Caspian standing inside of Santa Rosalia sign

Music is also a friendly way to expose your children to other languages. Putumayo is one of my favorites, sharing world music in several different languages.

5. Go Deeper with Your Copilot

Day-to-day life often gets in the way of meaningful conversation with our loved ones. During driving time, your copilot and back seat passengers are a captive audience. Take the opportunity to dive into valuable topics that inspire or teach life lessons. Or just use the time to get to know your partner better. There are always stories from our childhood or family history that are interesting or just funny. Telling them draws a family closer together.

Highland family standing in front of large brick building in Baja

My husband Eric and I have had some memorable conversations while driving. There was that time we wanted to buy land in Texas Hill Country to keep a herd of bison, or that other time we were convinced we could become successful house-flippers (until we realized we’re basically helpless when it comes to home renovation).

6. Break Up the Drive with Interesting Quick Stops
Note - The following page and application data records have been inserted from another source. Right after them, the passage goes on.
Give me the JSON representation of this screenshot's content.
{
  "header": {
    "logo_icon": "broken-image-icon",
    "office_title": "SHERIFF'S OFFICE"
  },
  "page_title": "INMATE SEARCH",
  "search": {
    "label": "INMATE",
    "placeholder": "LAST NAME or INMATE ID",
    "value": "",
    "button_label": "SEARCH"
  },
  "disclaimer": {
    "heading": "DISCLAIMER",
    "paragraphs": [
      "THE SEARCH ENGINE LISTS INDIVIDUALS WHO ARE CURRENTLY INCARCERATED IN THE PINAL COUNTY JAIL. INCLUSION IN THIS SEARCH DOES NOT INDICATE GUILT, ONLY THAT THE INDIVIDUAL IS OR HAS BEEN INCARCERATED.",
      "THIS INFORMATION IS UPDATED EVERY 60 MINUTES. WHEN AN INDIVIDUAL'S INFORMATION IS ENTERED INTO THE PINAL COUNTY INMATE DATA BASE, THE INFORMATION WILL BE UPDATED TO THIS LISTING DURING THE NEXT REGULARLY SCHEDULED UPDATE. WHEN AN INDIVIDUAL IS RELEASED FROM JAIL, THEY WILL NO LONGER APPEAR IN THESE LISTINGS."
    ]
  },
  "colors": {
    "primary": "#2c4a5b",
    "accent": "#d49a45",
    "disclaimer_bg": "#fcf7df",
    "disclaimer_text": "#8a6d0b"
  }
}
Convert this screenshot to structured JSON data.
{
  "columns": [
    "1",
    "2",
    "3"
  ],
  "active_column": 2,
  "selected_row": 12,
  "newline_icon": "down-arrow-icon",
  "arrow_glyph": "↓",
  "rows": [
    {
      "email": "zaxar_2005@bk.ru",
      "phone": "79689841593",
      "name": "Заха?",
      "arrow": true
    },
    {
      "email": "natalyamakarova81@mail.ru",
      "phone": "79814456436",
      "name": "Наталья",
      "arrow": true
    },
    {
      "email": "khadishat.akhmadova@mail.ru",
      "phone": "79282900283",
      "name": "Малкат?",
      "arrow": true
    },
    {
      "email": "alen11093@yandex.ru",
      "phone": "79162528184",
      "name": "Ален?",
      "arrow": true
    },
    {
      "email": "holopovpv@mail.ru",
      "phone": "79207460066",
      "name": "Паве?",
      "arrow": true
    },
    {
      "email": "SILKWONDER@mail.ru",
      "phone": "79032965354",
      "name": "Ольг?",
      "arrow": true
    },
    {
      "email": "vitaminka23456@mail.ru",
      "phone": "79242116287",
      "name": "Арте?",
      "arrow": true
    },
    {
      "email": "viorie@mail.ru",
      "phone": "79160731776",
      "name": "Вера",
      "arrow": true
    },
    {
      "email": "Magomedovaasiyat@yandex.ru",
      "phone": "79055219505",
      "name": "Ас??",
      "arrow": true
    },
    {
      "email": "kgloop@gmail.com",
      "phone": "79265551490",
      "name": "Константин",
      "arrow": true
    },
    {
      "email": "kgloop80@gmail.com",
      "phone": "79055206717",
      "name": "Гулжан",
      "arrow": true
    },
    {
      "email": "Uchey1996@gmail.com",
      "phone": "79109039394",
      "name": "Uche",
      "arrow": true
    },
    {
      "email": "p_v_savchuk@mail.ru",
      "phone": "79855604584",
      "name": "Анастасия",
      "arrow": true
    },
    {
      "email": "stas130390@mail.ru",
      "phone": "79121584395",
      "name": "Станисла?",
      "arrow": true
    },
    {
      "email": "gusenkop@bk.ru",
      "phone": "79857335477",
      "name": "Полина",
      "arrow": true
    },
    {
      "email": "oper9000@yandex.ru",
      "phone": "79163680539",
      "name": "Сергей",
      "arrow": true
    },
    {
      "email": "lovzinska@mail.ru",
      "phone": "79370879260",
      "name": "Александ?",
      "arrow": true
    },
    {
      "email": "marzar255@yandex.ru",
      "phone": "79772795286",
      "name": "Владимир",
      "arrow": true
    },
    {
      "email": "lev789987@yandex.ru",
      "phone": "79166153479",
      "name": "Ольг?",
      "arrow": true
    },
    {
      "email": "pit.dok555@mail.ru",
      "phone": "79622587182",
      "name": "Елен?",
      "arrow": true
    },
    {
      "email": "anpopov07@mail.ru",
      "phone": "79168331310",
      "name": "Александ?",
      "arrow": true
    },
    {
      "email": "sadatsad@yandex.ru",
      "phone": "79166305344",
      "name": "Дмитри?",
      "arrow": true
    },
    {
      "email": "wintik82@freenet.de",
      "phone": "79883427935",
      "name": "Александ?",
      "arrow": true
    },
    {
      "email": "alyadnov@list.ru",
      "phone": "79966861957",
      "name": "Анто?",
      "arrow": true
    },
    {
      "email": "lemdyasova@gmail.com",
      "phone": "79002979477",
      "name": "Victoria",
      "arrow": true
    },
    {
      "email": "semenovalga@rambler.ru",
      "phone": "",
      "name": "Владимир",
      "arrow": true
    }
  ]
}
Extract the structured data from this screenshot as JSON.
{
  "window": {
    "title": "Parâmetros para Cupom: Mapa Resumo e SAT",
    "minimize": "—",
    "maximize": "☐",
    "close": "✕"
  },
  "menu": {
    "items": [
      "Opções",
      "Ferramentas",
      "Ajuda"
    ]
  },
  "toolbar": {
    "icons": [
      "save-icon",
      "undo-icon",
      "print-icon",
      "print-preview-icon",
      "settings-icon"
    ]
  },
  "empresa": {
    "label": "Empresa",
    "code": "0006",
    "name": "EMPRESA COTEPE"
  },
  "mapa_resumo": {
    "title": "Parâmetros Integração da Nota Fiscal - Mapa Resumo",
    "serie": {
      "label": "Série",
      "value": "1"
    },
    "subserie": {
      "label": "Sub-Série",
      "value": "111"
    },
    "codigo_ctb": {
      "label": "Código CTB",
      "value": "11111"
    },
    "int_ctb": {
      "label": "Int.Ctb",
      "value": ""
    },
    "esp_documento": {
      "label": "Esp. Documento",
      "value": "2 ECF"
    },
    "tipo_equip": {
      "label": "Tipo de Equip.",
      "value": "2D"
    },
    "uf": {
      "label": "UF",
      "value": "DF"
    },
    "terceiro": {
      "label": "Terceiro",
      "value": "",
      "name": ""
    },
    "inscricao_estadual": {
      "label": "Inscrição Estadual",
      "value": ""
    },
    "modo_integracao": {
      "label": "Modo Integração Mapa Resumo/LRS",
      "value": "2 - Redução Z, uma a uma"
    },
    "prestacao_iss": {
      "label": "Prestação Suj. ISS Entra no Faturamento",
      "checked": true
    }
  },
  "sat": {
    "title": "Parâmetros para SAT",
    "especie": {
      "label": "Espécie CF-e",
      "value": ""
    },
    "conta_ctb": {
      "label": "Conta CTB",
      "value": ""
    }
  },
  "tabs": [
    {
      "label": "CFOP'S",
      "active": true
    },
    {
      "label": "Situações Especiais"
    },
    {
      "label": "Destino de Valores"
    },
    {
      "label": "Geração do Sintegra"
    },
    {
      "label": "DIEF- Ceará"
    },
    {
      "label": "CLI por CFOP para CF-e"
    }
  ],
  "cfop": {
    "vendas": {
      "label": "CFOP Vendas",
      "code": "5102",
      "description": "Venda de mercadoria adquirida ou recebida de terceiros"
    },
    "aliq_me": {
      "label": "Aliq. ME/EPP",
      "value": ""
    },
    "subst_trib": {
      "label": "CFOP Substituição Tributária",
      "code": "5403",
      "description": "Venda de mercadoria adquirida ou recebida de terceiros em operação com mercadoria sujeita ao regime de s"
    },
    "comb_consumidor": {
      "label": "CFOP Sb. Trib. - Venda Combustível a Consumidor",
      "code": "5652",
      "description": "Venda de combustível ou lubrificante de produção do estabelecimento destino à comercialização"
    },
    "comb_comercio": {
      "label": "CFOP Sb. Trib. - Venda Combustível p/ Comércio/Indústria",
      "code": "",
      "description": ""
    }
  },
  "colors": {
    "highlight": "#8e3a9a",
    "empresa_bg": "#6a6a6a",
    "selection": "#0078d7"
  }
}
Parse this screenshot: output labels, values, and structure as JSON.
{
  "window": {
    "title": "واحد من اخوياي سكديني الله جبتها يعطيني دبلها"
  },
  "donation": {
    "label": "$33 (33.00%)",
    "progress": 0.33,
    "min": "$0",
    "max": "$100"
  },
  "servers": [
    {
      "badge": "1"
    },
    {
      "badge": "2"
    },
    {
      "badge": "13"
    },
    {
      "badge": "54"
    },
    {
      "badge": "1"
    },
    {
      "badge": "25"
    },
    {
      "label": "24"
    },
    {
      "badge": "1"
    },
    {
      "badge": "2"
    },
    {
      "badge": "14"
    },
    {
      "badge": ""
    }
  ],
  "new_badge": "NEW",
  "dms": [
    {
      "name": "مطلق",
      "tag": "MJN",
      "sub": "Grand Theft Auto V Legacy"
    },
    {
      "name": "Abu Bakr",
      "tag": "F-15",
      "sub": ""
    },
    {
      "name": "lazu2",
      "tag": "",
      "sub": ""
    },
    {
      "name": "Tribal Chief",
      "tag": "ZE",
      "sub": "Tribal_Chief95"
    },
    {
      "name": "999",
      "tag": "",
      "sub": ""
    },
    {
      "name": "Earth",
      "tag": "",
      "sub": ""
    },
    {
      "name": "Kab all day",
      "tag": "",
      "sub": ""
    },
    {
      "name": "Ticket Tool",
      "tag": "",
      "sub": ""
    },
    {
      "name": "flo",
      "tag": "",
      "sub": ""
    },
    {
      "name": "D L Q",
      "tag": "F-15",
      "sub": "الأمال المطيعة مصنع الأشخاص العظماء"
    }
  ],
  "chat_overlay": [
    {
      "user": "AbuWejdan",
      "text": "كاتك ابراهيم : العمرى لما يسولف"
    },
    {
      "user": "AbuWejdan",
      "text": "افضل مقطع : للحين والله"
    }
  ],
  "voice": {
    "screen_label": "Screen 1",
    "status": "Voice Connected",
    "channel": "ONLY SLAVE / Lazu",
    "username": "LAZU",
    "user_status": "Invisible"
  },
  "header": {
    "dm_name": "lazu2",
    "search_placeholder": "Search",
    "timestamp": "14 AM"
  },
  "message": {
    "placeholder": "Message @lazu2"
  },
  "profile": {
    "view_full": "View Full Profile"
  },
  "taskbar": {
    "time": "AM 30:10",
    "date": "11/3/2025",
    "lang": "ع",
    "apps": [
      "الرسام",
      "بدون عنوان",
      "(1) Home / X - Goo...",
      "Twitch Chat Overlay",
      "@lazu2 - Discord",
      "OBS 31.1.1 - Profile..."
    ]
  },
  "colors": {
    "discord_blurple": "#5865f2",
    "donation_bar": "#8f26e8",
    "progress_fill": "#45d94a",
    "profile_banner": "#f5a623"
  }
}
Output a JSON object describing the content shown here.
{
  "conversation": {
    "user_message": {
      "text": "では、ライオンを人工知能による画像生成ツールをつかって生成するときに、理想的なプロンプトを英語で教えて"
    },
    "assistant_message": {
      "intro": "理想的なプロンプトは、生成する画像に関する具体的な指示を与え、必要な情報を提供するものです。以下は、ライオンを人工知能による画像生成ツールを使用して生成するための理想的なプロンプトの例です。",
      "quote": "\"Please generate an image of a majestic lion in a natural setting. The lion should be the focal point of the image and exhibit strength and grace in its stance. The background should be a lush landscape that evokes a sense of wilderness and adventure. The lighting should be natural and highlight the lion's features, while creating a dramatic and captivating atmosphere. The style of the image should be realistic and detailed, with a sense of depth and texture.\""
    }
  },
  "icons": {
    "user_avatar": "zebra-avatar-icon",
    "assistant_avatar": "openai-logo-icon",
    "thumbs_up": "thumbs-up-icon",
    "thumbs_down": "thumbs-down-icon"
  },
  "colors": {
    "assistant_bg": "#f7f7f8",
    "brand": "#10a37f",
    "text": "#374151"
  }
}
There’s nothing worse than barreling towards the day’s destination, on such a tight schedule that even potty breaks have to be timed. Travel days like that are a recipe for burnout. Instead, set manageable goals for each day. Leave time for the unexpected, but also make time for interesting stops along the way! Unlike other forms of transportation, RVs make it fun to take a break between Point A and Point B. (Here are some roadside attractions another RVing family recommends).

Brittany holding Caspian in front of cars at Cadillac Ranch

After using a website like Atlas Obscura or an app like Diners & Drive-Ins to find quirky stops, you’ll always want to budget extra time for this kind of fun. With Atlas Obscura, you’ll play Ghost Town Disc Golf in Colorado or see the Greek Revival Folk Art Chicken Coop in South Carolina. Now that’ll give everyone something to talk about for a few hours afterwards. 

Using Driving Time Intentionally

Our RVs are much more than a means to an end. The journey can be just as valuable and memorable as the destination, if we use our driving time intentionally. Whatever matters most to you and your family, I hope you can find creative ways to learn and laugh as you travel down the road together.